Knitters and knitting designers know what it takes to stay organised in the face of numerous projects, so when Martina Behm designed her own calendar planner the knitting world took notice. In its inaugural year, the Strickplaner has a crisply laid out calendar with illustrations by Julie Levesque of Symposi Press. I received my copy as a gift from Squeaky (my friend and EYF16 & EYF17 roommate).
To help me tackle 2018, each week is laid out over two pages with space for my weekly to-do list, goals, knitting inspiration, and outlook to upcoming weeks. The calendar starts the last week of December 2017, carrying me through 2018 and ending the first week of 2019. Ravelry is amazing for current or public projects, but as a designer I need a private place for my brainstorming.
The official website offers the specs:
- 12×18 cm ( 4.8 x 7.2 inches – a little smaller than A5).
- 90 g per m2 high quality writing paper (FSC certified)
- durable vinyl-coated cover made in Finland (FSC certified)
- 2 ribbon bookmarks (one berry, one light gray)
- elastic (berry)
- 240 pages, including

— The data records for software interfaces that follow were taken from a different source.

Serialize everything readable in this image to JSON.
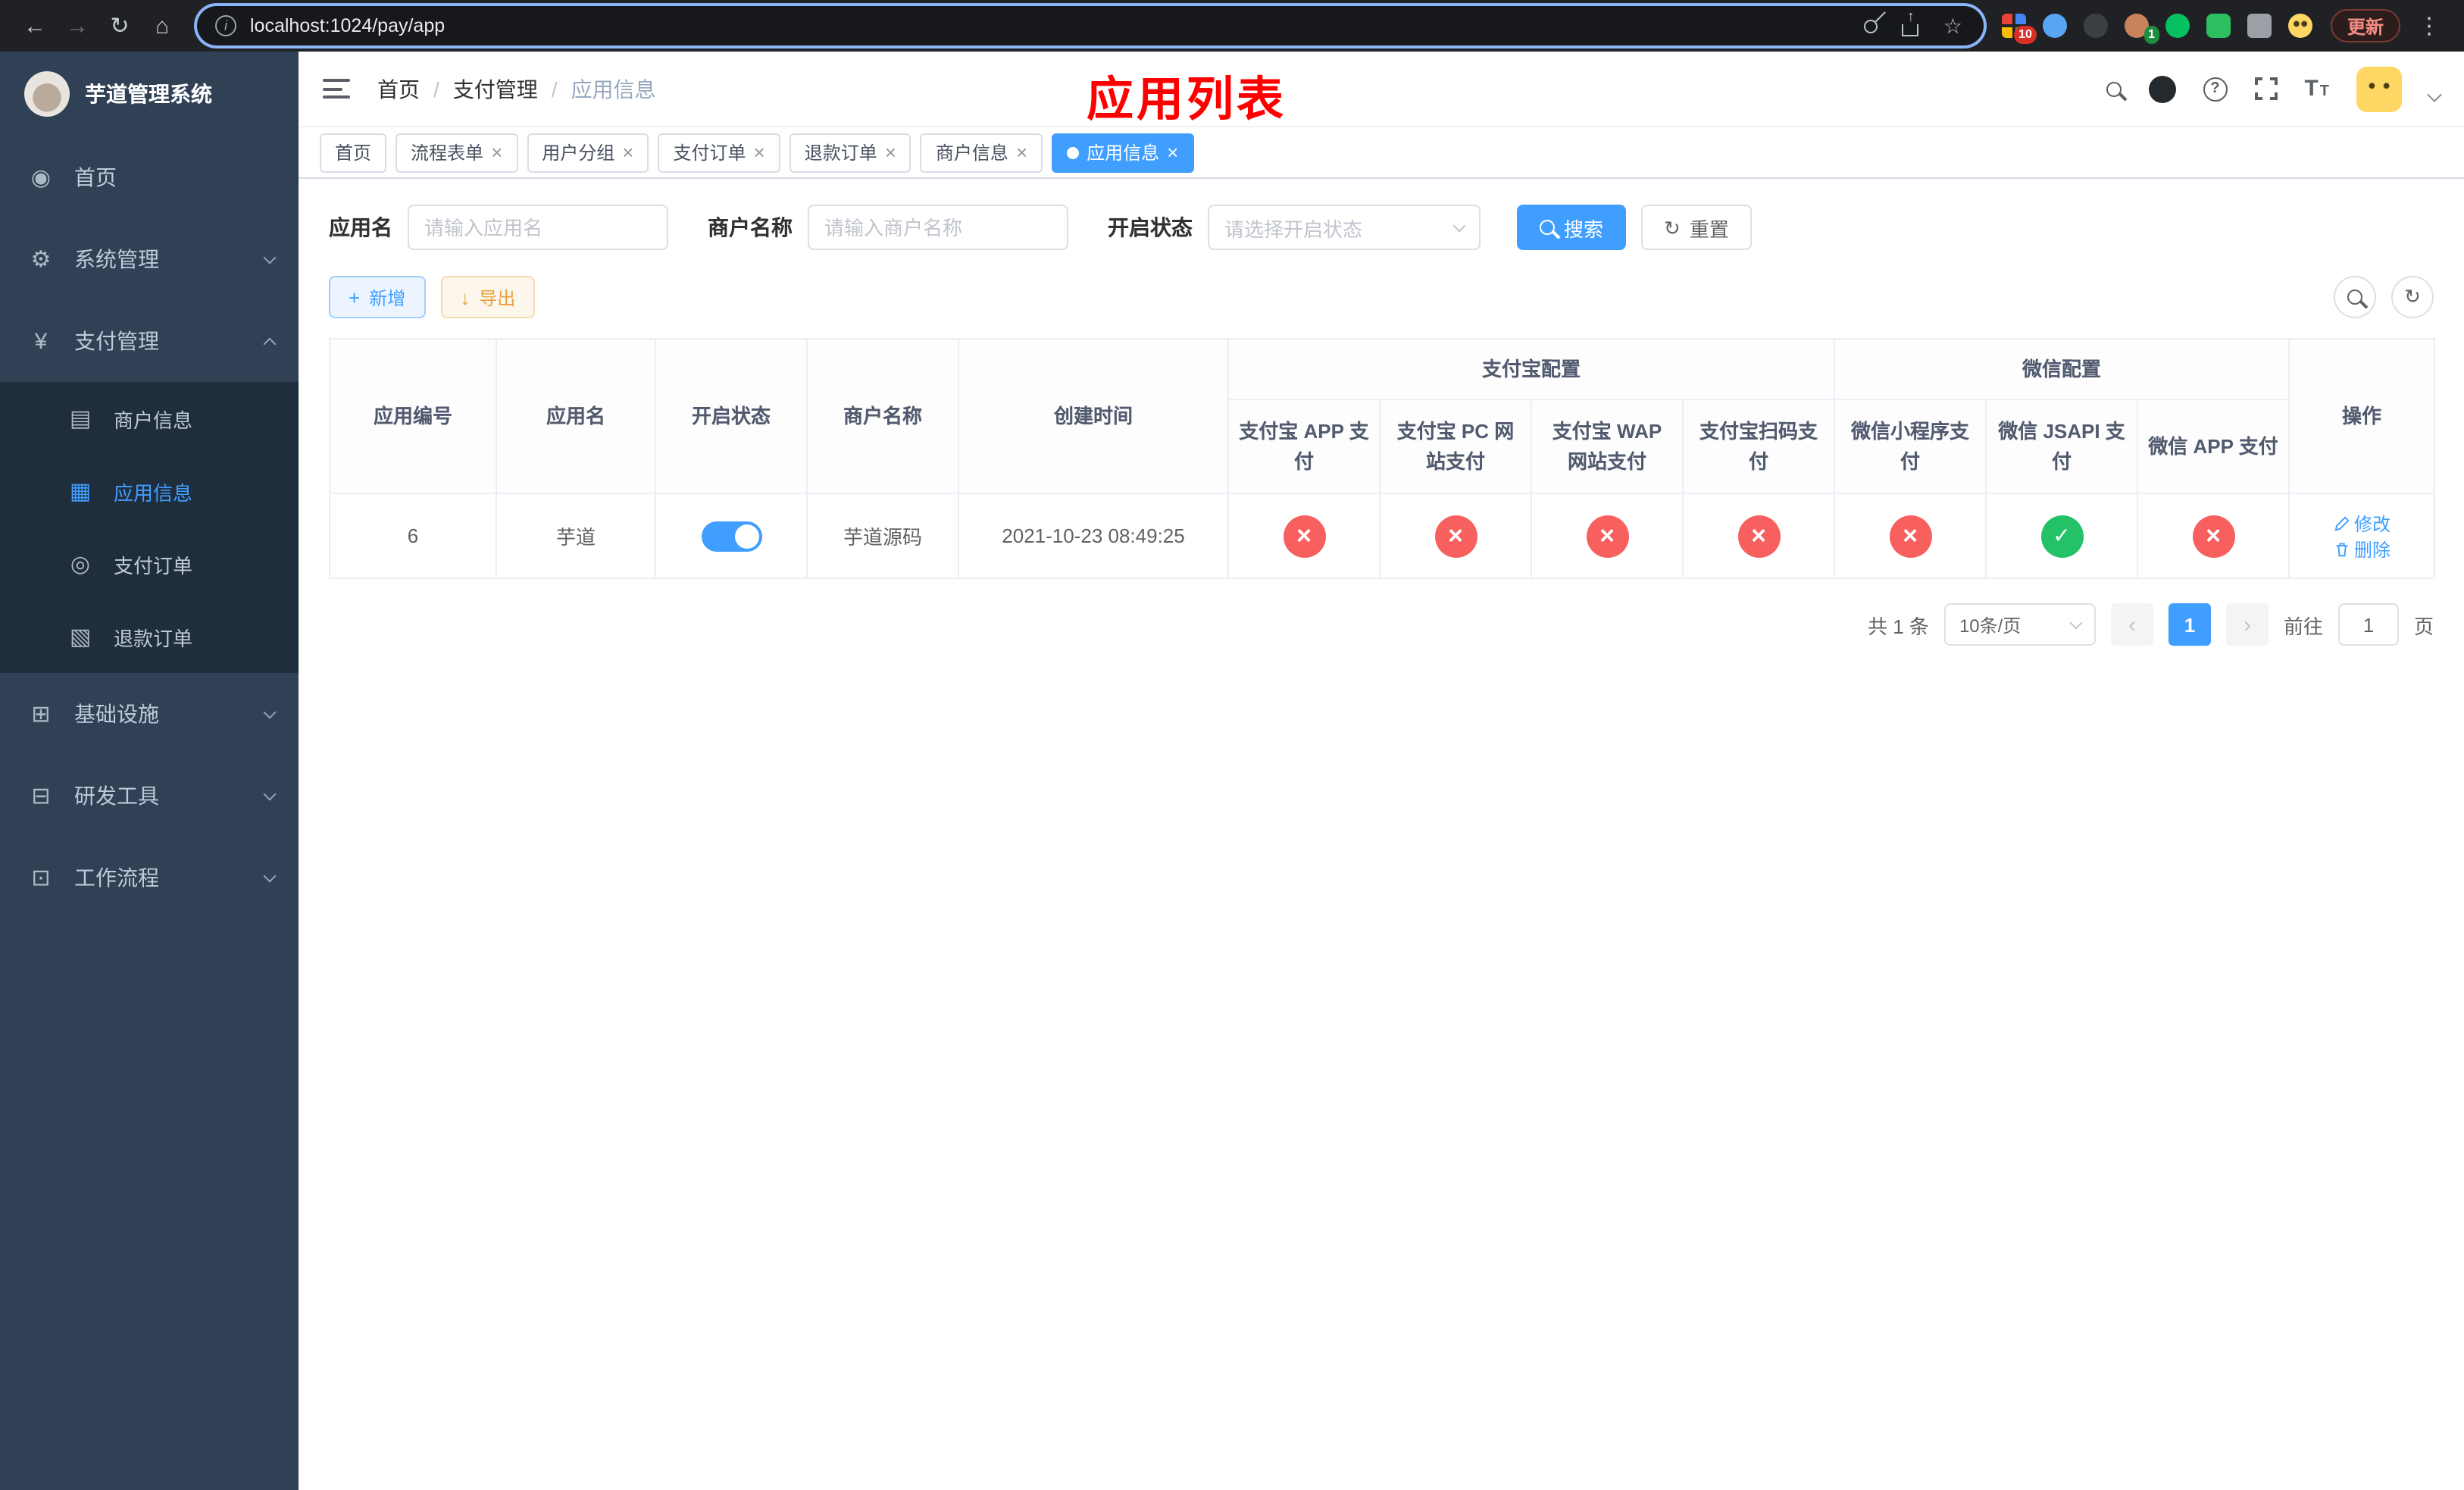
{
  "colors": {
    "primary": "#409eff",
    "success": "#23c268",
    "danger": "#f7605f",
    "sidebar_bg": "#304156",
    "submenu_bg": "#1f2d3d",
    "annotation_red": "#fe0000"
  },
  "browser": {
    "url": "localhost:1024/pay/app",
    "update_button": "更新",
    "extension_badge_grid": "10",
    "extension_badge_translate": "1"
  },
  "icons": {
    "back": "←",
    "forward": "→",
    "reload": "↻",
    "home": "⌂",
    "star": "☆",
    "menu_dots": "⋮",
    "dashboard": "◉",
    "gear": "⚙",
    "yen": "¥",
    "merchant": "▤",
    "app": "▦",
    "order": "◎",
    "refund": "▧",
    "infra": "⊞",
    "tools": "⊟",
    "workflow": "⊡",
    "plus": "+",
    "download": "↓",
    "refresh": "↻",
    "prev": "‹",
    "next": "›"
  },
  "sidebar": {
    "logo_title": "芋道管理系统",
    "home": "首页",
    "system": "系统管理",
    "payment": "支付管理",
    "merchant_info": "商户信息",
    "app_info": "应用信息",
    "pay_order": "支付订单",
    "refund_order": "退款订单",
    "infra": "基础设施",
    "dev_tools": "研发工具",
    "workflow": "工作流程"
  },
  "navbar": {
    "breadcrumb": [
      "首页",
      "支付管理",
      "应用信息"
    ],
    "overlay_title": "应用列表"
  },
  "tabs": [
    {
      "label": "首页",
      "closable": false,
      "active": false
    },
    {
      "label": "流程表单",
      "closable": true,
      "active": false
    },
    {
      "label": "用户分组",
      "closable": true,
      "active": false
    },
    {
      "label": "支付订单",
      "closable": true,
      "active": false
    },
    {
      "label": "退款订单",
      "closable": true,
      "active": false
    },
    {
      "label": "商户信息",
      "closable": true,
      "active": false
    },
    {
      "label": "应用信息",
      "closable": true,
      "active": true
    }
  ],
  "filters": {
    "app_name_label": "应用名",
    "app_name_placeholder": "请输入应用名",
    "merchant_name_label": "商户名称",
    "merchant_name_placeholder": "请输入商户名称",
    "status_label": "开启状态",
    "status_placeholder": "请选择开启状态",
    "search_button": "搜索",
    "reset_button": "重置"
  },
  "toolbar": {
    "add_button": "新增",
    "export_button": "导出"
  },
  "table": {
    "group_alipay": "支付宝配置",
    "group_wechat": "微信配置",
    "plain_headers": [
      "应用编号",
      "应用名",
      "开启状态",
      "商户名称",
      "创建时间"
    ],
    "alipay_headers": [
      "支付宝 APP 支付",
      "支付宝 PC 网站支付",
      "支付宝 WAP 网站支付",
      "支付宝扫码支付"
    ],
    "wechat_headers": [
      "微信小程序支付",
      "微信 JSAPI 支付",
      "微信 APP 支付"
    ],
    "action_header": "操作",
    "rows": [
      {
        "app_id": "6",
        "app_name": "芋道",
        "status": "on",
        "merchant_name": "芋道源码",
        "create_time": "2021-10-23 08:49:25",
        "alipay_app": "disabled",
        "alipay_pc": "disabled",
        "alipay_wap": "disabled",
        "alipay_qr": "disabled",
        "wechat_mini": "disabled",
        "wechat_jsapi": "enabled",
        "wechat_app": "disabled",
        "edit_label": "修改",
        "delete_label": "删除"
      }
    ]
  },
  "pagination": {
    "total_text": "共 1 条",
    "page_size": "10条/页",
    "current_page": "1",
    "goto_label": "前往",
    "goto_value": "1",
    "goto_suffix": "页"
  }
}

– 26 pages for knitting tools (Knitting Ideas, Knitting Projects, Yarn Purchases, Wish List, Trade List, Websites)
– 64 for individual notes (5 mm squared and dot-grid)
- Measurements and conversions (metric/imperial)
- Ruler and needle size table (US/metric) in the endpapers
- Monthly overview for 2018 and 2019 (three months per page)
- Public Holidays of the USA, Canada, UK and Ireland
- Yearly and life goals
- Quarterly planning tools and daily tracking tools
- 4 weekly planner pages for recurring events (or school)
- Weekly Time Management by weekview.com
- Minimalistic functional layout – perfect for your own decorating ideas.
Here are some glimpses inside my book
The first half of the book is structured calendar pages, while the second half is all about the knitting planning, project notes, and ideas.
There is a detailed video introduction as well if you’re still curious what the book is like.
I am just getting started, but loving it so far. I use Teamwork Projects to manage my blog and book projects, but for on-the-go referencing to my knitting projects and feeling like they’re important enough to warrant their own place, the Strickplaner is a beautiful gift to my workflow.
Do you have a Strickplaner? How do you keep your knitting notes and ideas organised?